332nd AIR EXPEDITIONARY WING --
The Air Force Wounded Warrior program recently hosted an event for commanders, first sergeants and others who focus on taking care of Airmen, Feb. 8, 2021.
The event is designed around first-hand testimony from a wounded warrior and subsequent question and answer to identify ways that a command can support Airmen who are injured in the line of duty.
This virtual meeting featured the story of active-duty explosive ordnance technician, Staff Sgt. Guadalupe Corona, who goes by Wally. He walked the audience through much of his career explaining both the highs and the lows, ultimately explaining how he recovered from injury, both physical and mental, and was able to return to active service.
“Staff Sgt. Corona’s story provided our leadership team direct insight into the challenges our Airmen experience on the field of battle and later at home,” said Col. Matthew Crowell, the vice-commander for the 332nd Air Expeditionary Wing, who hosted the event in the deployed location. “His insights highlighted the continued need for our resiliency-focused efforts, specifically on the mental health front. His example demonstrates the importance of our enduring prioritization of our Airmen, ensuring we value them as the most important asset and provide the education so they know when and how to ask for help.”
A group of EOD Airmen currently assigned to the 332nd AEW also attended the briefing, one of whom has served with Corona in the past.
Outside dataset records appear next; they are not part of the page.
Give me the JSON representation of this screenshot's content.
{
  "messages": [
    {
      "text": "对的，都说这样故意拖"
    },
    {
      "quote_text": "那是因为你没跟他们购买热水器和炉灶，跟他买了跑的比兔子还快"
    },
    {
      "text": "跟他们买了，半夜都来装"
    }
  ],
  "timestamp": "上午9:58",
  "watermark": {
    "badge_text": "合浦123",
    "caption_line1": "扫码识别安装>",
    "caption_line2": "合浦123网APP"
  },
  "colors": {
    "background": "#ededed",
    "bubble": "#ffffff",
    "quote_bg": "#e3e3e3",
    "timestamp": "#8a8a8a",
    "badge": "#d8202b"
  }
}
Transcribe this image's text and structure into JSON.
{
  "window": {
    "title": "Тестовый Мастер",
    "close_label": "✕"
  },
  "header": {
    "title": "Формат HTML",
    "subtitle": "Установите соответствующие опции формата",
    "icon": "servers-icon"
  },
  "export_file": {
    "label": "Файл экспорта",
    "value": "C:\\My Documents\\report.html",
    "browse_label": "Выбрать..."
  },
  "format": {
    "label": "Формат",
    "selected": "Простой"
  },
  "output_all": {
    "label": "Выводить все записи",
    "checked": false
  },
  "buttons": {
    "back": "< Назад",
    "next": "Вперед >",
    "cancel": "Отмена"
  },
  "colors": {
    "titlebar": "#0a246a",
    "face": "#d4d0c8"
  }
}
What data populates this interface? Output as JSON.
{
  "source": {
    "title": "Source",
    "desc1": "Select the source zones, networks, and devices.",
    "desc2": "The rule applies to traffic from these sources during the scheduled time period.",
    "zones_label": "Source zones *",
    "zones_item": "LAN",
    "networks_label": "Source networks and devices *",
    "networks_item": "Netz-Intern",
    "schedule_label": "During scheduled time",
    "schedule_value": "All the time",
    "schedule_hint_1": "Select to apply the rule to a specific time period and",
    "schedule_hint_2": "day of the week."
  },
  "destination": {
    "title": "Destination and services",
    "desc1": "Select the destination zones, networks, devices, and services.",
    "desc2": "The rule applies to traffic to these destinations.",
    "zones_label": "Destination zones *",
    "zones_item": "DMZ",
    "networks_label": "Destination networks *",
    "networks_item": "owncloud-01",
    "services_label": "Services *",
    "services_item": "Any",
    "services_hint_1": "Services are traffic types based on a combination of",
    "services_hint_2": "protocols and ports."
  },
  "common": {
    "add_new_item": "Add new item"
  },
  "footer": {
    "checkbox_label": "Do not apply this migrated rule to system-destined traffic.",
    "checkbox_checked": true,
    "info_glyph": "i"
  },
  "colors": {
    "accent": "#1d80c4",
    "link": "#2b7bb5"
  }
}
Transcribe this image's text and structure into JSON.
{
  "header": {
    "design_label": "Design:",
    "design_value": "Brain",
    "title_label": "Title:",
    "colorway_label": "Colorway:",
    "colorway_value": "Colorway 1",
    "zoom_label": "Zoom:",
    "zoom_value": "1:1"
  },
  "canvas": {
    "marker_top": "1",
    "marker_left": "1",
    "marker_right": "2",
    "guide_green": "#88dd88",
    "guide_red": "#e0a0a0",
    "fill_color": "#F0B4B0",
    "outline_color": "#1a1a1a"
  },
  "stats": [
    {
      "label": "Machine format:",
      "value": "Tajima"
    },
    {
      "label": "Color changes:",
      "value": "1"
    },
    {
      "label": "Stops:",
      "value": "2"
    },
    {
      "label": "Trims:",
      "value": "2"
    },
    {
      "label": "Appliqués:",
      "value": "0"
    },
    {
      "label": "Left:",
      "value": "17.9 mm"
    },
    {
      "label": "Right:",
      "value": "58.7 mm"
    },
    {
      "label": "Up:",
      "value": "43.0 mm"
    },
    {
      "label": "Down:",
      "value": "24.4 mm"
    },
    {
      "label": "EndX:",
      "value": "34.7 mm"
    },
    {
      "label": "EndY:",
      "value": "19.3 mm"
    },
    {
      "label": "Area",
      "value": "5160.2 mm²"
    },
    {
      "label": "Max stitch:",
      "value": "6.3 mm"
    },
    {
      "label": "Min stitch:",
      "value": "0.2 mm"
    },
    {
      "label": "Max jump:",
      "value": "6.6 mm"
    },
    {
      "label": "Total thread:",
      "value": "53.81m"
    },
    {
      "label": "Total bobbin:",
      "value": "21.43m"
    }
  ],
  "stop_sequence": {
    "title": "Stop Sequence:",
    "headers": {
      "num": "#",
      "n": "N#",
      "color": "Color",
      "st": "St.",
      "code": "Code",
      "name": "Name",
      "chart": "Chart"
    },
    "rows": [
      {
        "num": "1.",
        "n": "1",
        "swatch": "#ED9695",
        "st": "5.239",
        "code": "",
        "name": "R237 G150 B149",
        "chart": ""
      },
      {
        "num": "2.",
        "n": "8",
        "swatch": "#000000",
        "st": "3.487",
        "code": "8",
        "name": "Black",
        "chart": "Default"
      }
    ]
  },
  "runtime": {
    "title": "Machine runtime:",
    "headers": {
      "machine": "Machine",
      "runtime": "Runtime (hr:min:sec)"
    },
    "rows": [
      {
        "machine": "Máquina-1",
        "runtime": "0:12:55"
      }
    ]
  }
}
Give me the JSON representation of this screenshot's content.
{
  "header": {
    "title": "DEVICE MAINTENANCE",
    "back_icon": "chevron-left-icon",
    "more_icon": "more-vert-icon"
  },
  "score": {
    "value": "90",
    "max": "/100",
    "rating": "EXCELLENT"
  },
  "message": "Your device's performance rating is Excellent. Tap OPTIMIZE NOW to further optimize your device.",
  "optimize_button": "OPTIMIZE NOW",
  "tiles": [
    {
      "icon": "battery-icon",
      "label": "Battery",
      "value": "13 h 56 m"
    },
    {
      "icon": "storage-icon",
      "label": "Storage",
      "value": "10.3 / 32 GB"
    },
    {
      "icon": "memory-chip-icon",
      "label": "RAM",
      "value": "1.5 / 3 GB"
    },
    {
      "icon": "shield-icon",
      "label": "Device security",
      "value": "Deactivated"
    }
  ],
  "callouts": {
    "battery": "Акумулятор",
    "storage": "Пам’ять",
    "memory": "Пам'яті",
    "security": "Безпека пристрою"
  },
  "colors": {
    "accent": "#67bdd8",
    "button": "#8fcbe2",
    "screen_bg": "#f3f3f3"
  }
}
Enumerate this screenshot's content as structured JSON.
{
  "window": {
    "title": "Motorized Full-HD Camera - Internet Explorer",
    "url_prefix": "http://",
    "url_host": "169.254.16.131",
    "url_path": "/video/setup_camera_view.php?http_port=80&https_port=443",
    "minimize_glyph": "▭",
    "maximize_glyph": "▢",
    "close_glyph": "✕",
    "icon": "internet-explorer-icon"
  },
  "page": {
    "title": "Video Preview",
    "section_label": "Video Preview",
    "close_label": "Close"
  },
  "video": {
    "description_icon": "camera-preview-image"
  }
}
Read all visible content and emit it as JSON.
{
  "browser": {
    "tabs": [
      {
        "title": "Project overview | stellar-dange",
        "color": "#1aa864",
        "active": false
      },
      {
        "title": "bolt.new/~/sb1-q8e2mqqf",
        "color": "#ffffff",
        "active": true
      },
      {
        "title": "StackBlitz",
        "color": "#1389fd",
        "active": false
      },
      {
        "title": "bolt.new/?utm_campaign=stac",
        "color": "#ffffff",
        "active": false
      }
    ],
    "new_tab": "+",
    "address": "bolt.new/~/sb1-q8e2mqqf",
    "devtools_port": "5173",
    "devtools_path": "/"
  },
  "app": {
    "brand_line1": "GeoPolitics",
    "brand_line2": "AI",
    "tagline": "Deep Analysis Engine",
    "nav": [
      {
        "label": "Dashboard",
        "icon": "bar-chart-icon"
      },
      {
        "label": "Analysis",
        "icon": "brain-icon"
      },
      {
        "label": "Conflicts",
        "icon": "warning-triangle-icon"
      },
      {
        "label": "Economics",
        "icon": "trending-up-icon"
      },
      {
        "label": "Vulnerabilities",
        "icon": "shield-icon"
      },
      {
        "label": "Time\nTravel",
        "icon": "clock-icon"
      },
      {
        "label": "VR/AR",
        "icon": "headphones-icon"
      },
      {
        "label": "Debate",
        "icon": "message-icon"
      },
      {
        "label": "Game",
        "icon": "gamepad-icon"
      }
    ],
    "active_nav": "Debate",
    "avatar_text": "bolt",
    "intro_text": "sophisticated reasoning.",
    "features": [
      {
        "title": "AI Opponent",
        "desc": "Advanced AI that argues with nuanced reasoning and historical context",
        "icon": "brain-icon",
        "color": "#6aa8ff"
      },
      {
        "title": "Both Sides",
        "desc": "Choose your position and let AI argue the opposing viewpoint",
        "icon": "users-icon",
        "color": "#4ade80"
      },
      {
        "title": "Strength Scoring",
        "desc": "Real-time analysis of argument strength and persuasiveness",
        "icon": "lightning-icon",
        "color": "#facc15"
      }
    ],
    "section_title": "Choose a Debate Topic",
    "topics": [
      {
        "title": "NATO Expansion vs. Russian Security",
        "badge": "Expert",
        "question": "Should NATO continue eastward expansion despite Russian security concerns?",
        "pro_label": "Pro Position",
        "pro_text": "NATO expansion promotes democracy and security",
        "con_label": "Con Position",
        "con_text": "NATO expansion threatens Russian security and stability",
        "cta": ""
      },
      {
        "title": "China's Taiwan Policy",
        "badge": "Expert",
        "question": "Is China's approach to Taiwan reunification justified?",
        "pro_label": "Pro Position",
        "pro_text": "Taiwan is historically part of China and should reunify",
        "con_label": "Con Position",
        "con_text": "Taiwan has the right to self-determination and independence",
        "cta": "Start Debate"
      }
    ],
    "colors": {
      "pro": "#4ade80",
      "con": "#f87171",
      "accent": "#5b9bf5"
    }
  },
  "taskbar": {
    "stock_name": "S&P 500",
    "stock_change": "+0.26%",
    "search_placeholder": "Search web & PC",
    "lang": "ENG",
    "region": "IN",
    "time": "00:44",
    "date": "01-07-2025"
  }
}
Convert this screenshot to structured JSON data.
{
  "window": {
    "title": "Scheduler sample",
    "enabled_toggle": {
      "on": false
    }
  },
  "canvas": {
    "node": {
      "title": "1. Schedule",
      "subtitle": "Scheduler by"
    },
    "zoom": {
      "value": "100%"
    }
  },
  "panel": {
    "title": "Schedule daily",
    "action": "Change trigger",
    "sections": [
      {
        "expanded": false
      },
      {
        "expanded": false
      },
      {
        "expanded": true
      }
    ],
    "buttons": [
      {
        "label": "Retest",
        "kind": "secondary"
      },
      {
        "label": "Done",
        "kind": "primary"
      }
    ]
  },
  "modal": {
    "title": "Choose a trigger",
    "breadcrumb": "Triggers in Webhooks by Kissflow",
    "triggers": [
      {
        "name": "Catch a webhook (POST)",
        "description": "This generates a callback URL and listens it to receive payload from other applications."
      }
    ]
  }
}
Master Sgt. Mathew Kimberling, the lead EOD technician at the 332nd, sat in the audience listening to a brother-in-arms, and later reflected on the importance of Corona’s story saying, “I thought it was important, not everyone will experience these things,” he said, speaking of the battle field, “but for those that do, it’s more a matter of ‘when’ than ‘if’ they will be affected by some of it, and that’s important for my guys to hear.”
He went on to add that although the tempo of operations has slowed since the intense operations in Iraq where EOD crisscrossed the country disarming IEDs, he hopes that younger Airmen in their ranks can absorb the hard-won wisdom and face inevitable hurdles more gracefully.
Kimberling said his own career began with tremendous intensity at the fledgling grade of airman first class, but it was a full decade later that he felt the compounding experiences of battle, of losing close friends and surviving close calls and turned to health care professionals for perspective.
“There is a compounding effect these things have and it’s going to affect everybody at some point,” and although he and his fellow Airmen are at times reticent to talk about it, events like this give them the information they need to find a listening ear when the situation demands it.
Kimberling says he hopes that these lessons are not lost on a new generation of Airmen who are just stepping onto their path, a path made clearer by the experiences of people like Staff Sgt. Guadalupe “Wally” Corona.